I want to talk about the word “great”. Again, I’m so glad that I started this blog, so that I can ramble about things, without hijacking Livestrong’s well-intentioned Facebook post:
“Great” is such a funny word. Of course it’s great that Diem is fighting hard, and not taking no for an answer. The alternative would be that she is dead, and nobody wants her to die. She wants to be here. She smiles in the photos. She displays her positive attitude to the magazines, and I tip my hat to her. Maybe that positive attitude persists after the cameras are turned off, maybe it doesn’t. I know that I couldn’t even fake a positive attitude when I was in treatment.
When I was in treatment, the people around me used the word “great” a lot, too. It was “great” every time I weathered a new round of chemo, had a successful procedure, or got good news from the medical team. Thing is, they weren’t trapped inside my body. It wasn’t their fault, they did all they could to support and love me. They couldn’t go through treatment for me. All they could do was cheer me on from the sidelines. So they’d use the word “great”, and then leave the hospital or the house, or hang up the phone, and go back to their lives, leaving me alone and trapped with “great”. I always felt like the word “great” was more a descriptor for what THEY were going through, what THEY were feeling. It’s hard to watch someone you love go through cancer. How could they help but feel pure exhilaration, that I was responding to treatment, and utter relief that I was surviving? I always thought that if they could be inside my body, they would have chosen a different word. Of course, I was relieved that I was responding to treatment, but I just felt like such Godawful crap most of the time. There was nothing “great” about being in near-constant pain, having my intestines sticking out of my body, shitting in a bag, having a drain stuck in my butt cheek, constantly leaking poop, puss, blood, fluid, and mucus, and inhabiting a body that had been turned into a toxic waste dump. Look at that byline again: “Diem Brown Hospitalized With ‘Unending’ Pain”. Read it again. Her pain is described as “Unending”. Have you ever been in “unending” pain? I couldn’t fathom what pain was, until I was recovering from my debulking surgery. I was in agony for many, many weeks–desperately in need of narcotics, but unable to take them on a regular schedule, because the meds made me feel terrible, too. The pain, literally, made me crazy. It was exhausting.
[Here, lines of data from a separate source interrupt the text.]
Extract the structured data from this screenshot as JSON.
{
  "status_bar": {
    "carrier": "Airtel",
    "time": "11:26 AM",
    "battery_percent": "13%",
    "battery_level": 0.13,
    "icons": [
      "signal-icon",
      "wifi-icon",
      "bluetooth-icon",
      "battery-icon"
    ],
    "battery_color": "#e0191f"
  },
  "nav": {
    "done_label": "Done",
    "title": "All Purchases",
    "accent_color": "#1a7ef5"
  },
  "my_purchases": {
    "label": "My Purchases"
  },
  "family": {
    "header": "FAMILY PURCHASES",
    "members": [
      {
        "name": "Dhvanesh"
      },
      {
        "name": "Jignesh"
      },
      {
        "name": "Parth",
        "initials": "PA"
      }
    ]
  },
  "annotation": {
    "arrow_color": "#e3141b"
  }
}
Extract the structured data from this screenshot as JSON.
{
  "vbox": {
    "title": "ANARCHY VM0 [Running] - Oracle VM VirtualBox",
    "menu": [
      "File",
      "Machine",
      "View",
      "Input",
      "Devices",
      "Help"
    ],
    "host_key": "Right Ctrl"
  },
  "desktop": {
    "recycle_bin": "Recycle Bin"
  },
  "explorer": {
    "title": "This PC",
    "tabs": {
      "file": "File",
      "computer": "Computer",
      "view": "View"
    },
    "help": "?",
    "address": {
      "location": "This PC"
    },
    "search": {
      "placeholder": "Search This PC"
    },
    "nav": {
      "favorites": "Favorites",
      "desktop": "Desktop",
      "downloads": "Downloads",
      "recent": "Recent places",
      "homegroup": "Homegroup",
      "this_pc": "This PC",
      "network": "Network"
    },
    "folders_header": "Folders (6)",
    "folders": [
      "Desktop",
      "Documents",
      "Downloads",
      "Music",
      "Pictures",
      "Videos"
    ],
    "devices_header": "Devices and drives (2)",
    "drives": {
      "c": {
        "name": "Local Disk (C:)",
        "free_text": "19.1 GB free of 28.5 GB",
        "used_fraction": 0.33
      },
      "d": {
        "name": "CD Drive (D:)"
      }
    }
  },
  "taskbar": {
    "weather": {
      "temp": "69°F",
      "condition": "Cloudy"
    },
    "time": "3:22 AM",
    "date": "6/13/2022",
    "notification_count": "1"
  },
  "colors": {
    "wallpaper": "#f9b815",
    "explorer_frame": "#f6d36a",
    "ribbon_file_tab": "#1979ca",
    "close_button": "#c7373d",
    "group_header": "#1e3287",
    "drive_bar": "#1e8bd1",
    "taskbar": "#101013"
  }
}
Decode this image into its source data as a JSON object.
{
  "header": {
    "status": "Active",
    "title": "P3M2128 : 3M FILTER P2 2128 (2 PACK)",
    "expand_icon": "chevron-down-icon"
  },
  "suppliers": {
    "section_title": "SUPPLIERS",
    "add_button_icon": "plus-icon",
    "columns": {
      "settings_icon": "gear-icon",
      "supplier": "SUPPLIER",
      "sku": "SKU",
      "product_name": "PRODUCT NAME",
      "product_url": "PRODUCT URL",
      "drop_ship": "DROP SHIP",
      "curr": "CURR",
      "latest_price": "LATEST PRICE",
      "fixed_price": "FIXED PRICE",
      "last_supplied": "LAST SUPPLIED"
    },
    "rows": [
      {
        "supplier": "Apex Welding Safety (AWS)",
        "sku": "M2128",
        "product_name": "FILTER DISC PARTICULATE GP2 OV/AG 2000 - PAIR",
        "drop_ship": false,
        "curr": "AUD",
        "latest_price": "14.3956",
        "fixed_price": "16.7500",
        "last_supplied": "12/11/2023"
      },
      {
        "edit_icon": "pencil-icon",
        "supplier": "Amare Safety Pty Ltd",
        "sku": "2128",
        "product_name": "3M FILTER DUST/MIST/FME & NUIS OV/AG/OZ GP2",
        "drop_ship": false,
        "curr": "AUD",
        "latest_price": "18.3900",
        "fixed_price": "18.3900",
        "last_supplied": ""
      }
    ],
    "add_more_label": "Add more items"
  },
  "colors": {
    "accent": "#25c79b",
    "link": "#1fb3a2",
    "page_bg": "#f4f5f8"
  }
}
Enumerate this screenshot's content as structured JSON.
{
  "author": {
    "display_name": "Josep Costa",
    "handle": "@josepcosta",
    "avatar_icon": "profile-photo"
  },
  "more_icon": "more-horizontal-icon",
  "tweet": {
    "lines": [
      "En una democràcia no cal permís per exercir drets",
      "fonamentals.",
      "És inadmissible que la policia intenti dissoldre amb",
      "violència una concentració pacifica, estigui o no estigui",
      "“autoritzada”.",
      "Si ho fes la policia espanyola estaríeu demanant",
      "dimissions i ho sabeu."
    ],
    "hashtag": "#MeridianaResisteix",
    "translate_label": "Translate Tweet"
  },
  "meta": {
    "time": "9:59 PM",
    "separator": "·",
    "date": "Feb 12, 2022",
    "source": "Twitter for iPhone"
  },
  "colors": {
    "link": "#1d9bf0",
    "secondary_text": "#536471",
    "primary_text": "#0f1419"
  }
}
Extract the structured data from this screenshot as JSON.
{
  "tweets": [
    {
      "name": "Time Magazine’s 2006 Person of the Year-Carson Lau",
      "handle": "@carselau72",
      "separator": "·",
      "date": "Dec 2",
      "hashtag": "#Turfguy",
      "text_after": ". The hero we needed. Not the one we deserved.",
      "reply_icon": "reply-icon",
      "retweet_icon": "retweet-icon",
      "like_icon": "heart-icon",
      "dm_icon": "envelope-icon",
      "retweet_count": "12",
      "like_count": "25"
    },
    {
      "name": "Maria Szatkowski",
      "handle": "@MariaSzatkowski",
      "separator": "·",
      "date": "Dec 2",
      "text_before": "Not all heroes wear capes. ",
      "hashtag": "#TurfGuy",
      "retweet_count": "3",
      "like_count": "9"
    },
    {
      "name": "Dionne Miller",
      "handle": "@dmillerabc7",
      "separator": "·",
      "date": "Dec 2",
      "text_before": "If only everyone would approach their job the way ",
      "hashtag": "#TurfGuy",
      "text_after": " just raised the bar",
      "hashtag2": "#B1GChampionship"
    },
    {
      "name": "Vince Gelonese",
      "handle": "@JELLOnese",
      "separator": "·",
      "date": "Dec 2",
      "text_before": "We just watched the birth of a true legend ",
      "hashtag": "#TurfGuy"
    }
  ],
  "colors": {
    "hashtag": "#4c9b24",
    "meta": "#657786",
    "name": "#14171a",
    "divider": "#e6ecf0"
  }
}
I felt like I hadn’t slept in weeks, even though I was constantly fading in and out of drug-induced stupor. My severed abdomen made it impossibly painful to lie down, so I spent all my time in a recliner. I’d hold pillows to my cheek, because I so missed that sensation. I became more animal than human. Cancer stole my dignity. Google Diem Brown. There are photos online of her with NG tubes, of her feet grotesquely swollen, post surgery, of her emaciated body–she can barely eat, because the cancer is shutting down her digestive system. Her kidneys are failing. They’re putting a tube in, the article says, to drain fluid. On top of it all, she’s stuck in the hospital, where well-intentioned staff are standing shoulder to shoulder with her in her fight, but are surely not giving her much peace, and definitely not an ounce of privacy. Now try using the word “great” to describe her fight. We can’t take the cancer away, we can’t endure the treatment in her place, all we can do is offer support from the sidelines. None of this is our fault. We are good people, who would help Diem Brown in any way possible. We also need to recognize that when we say it’s “great” that she is fighting so hard, we are describing how WE feel: OUR happiness, OUR relief…because death is so, so scary. I can’t speak for Diem Brown, but “great” wasn’t even remotely how “fighting hard” felt to me. What was “fighting hard” to me? It was pain, sickness, terror, depression, being poisoned and mutilated. It was lost moments, days, weeks, and months. It was torture, in the Shakespearean sense of the word. You have to be there and witness it, to fully understand the barbaric things that cancer patients go through, in an effort to survive. I was being trapped in my body, and the only person in the world who couldn’t physically walk away from it. I don’t presume to speak for Diem Brown, or anybody else, but I can speak for myself. Keep on reveling in how “great” it is when people fight for their lives, without giving up, because I know it makes you feel better, and less powerless. Then, as you prepare to move onto the next agenda item in your day, say a prayer for all the people in this world who are suffering.